> [WORKING DATA]:

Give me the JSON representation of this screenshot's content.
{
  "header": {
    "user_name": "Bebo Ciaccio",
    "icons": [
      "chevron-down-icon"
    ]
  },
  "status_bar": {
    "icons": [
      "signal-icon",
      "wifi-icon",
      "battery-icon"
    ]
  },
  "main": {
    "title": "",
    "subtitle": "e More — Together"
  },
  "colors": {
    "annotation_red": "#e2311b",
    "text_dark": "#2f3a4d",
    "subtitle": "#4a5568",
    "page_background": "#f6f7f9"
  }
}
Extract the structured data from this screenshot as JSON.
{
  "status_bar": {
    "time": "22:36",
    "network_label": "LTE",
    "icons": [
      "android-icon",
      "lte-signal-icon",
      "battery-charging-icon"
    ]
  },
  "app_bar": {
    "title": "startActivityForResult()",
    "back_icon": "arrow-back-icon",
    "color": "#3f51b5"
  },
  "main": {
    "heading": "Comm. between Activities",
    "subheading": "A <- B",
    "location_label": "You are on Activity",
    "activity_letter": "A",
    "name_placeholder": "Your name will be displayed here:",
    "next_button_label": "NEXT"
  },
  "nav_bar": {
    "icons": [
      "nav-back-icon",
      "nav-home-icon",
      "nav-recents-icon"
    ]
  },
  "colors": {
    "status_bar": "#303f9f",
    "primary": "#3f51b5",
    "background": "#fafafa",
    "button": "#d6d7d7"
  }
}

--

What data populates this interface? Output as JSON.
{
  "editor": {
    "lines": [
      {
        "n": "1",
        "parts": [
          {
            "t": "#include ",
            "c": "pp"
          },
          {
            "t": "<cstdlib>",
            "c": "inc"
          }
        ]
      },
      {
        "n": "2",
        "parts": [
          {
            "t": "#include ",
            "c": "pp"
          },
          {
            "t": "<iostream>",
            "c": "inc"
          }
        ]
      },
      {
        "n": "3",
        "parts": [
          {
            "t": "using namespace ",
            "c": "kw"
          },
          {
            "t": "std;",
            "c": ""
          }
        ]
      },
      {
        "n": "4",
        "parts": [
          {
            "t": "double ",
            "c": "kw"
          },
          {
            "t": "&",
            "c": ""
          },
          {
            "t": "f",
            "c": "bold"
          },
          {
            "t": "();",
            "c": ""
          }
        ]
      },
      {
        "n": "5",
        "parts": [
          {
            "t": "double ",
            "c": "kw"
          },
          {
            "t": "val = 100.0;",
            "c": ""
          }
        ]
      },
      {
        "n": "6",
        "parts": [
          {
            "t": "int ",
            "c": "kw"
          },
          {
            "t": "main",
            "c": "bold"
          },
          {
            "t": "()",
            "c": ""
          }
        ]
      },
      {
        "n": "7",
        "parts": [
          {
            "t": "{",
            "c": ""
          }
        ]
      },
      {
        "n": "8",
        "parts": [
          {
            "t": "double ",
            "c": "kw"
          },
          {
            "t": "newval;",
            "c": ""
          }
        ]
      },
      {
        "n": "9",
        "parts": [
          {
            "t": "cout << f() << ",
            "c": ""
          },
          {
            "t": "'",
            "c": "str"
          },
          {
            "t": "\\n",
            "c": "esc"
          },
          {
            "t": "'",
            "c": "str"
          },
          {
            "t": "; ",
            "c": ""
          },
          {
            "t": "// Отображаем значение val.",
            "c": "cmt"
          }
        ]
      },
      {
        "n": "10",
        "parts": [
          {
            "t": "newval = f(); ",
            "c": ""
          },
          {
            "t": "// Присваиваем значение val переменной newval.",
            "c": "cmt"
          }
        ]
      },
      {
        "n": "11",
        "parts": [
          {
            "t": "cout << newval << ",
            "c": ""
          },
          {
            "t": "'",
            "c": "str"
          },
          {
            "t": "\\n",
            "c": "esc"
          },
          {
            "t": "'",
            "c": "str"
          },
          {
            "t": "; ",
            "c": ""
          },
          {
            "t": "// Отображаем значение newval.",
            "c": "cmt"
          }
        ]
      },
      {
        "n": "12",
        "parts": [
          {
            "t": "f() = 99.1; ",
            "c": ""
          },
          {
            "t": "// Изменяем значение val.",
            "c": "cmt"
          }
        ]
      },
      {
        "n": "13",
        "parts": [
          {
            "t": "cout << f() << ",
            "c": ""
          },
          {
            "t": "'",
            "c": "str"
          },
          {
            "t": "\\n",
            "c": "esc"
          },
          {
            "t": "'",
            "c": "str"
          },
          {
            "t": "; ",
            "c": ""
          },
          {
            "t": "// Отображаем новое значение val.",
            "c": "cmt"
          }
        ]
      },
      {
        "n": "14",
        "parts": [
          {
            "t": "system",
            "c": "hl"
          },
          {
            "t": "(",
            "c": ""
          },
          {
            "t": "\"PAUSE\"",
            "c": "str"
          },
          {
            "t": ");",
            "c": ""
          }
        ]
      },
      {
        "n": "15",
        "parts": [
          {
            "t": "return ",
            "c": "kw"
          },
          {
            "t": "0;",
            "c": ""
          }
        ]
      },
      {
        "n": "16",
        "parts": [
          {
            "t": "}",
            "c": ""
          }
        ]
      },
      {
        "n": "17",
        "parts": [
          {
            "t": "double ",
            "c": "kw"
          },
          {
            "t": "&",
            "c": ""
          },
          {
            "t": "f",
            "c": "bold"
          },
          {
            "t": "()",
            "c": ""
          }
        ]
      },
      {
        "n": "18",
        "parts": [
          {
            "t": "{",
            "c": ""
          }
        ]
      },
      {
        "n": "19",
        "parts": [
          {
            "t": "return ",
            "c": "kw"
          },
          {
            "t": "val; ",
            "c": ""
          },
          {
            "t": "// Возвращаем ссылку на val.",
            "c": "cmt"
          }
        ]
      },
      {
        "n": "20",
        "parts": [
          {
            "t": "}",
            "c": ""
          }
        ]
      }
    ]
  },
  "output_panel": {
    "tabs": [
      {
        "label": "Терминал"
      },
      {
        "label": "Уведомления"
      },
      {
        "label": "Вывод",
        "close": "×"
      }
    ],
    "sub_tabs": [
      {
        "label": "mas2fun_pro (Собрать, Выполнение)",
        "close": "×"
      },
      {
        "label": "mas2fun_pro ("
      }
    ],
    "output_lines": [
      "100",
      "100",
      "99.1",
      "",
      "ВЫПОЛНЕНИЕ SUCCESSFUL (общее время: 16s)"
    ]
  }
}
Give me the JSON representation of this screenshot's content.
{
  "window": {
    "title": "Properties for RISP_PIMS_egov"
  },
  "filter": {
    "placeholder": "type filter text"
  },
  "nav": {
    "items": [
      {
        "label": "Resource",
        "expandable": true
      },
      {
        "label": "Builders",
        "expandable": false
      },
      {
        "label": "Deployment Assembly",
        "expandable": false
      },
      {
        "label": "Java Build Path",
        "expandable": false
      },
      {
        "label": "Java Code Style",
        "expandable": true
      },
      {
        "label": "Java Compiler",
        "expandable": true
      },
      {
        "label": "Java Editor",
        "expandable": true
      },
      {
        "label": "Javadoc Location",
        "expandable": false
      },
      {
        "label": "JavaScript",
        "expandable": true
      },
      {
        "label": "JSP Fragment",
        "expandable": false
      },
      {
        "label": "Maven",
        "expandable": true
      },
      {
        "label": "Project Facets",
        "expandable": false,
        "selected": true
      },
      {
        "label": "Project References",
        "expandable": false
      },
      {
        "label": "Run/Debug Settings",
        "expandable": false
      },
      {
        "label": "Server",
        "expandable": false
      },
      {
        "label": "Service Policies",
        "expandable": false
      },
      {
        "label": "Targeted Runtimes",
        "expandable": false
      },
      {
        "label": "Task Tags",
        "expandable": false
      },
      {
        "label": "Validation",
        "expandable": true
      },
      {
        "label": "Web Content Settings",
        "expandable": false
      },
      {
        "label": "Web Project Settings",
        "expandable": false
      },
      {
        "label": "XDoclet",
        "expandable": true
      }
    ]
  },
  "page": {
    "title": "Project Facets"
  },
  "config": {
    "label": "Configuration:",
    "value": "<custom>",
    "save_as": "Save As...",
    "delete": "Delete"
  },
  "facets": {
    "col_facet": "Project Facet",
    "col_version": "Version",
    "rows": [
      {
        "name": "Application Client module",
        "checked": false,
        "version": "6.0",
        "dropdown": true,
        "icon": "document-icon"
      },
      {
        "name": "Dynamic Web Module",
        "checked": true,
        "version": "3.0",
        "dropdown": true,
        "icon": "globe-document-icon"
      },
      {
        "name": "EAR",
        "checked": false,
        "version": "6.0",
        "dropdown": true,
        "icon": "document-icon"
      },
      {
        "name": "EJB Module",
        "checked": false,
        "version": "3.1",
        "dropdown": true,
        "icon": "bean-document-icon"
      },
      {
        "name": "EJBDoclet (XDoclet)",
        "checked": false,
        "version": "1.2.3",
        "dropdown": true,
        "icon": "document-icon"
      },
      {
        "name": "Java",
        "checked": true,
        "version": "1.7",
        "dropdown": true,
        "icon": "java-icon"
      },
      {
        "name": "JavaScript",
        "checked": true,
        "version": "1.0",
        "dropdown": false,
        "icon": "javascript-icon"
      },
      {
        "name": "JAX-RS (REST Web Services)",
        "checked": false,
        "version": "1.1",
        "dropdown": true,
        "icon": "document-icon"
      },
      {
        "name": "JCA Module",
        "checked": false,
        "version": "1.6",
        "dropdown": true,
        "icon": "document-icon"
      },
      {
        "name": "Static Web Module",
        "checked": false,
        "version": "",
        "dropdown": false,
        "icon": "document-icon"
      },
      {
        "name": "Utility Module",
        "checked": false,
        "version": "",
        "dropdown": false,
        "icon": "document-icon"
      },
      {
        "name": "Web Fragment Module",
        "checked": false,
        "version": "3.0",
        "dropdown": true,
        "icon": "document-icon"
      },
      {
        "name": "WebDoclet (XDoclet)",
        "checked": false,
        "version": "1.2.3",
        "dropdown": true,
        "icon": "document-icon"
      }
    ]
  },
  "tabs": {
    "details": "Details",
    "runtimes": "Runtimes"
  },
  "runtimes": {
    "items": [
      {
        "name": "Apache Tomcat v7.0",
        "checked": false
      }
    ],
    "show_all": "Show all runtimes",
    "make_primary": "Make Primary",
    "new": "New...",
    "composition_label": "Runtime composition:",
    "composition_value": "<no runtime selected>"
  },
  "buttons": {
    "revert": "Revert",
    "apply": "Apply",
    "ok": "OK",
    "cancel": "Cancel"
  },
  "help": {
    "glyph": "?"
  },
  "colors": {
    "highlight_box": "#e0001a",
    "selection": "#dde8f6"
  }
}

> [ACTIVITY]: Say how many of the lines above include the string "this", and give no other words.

> [RESULT BELOW]: 4